The Scene from the Kitchen Window
It is time to turn away from the glories of Indian Summer to the gray and gold days that make up November.
Since Labor Day, we have eaten our share of caramel apples, sharing them after the hearty dishes we prefer in the fall. There are pumpkins on the red bench near the side door, and a display of fall flowers and gourds in the garden. I look out at the horse barn and see a riot of color.
Every season brings its small moments of delight: Mine came on a quick trip to a resort, when the managers treated me to a sunset pontoon boat ride up and down a meandering river. The islands were reflected in clear water, looking as though they were suspended in liquid and air.
Then there were the simple, seasonal delights that have sustained me for more autumns than I care to reveal online.
I have driven down country roads on sunny days, past fields of haystacks and farmyard pumpkin stands. I have left work to the chatter of starlings in the ancient oak and maple trees in the park behind my office. I have returned home at dusk, walking up my little hill and breathing in the aroma of woodsmoke from my neighbor's fire.
My home has been a silent witness to 115 autumns now, and if I close my eyes and I can imagine the sounds and aromas of all the years that have passed: The clip clop of horses' hooves, the tinny horns of Model Ts, the rattle of souped up jalopies. The wine-rich smell of dying leaves, the crisp nose-tickling feeling on fall mornings as the season wanes - all these are a satisfying part and parcel of this lavish season.
The sun is angled now, and it washes the old buildings in our town with a coppery light.
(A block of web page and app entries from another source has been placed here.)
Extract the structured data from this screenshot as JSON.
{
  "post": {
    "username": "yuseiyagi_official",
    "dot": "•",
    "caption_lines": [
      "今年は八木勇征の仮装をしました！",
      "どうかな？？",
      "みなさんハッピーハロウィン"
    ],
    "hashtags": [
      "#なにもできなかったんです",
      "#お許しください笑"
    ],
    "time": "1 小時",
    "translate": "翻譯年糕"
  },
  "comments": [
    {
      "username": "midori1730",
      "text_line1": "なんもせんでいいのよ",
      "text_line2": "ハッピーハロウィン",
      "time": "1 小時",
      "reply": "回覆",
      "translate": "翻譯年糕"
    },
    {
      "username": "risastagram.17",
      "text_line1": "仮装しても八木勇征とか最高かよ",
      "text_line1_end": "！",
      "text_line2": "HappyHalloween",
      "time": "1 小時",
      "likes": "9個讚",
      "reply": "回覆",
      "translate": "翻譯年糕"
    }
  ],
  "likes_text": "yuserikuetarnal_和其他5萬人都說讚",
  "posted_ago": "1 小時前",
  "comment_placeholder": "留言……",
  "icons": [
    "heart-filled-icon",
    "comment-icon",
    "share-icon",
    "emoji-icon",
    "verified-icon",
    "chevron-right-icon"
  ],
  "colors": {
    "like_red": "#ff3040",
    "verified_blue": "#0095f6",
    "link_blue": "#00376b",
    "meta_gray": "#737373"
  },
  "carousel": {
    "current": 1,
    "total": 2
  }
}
I love this time of year and hope that my work load lightens up so I can spend some time in the kitchen.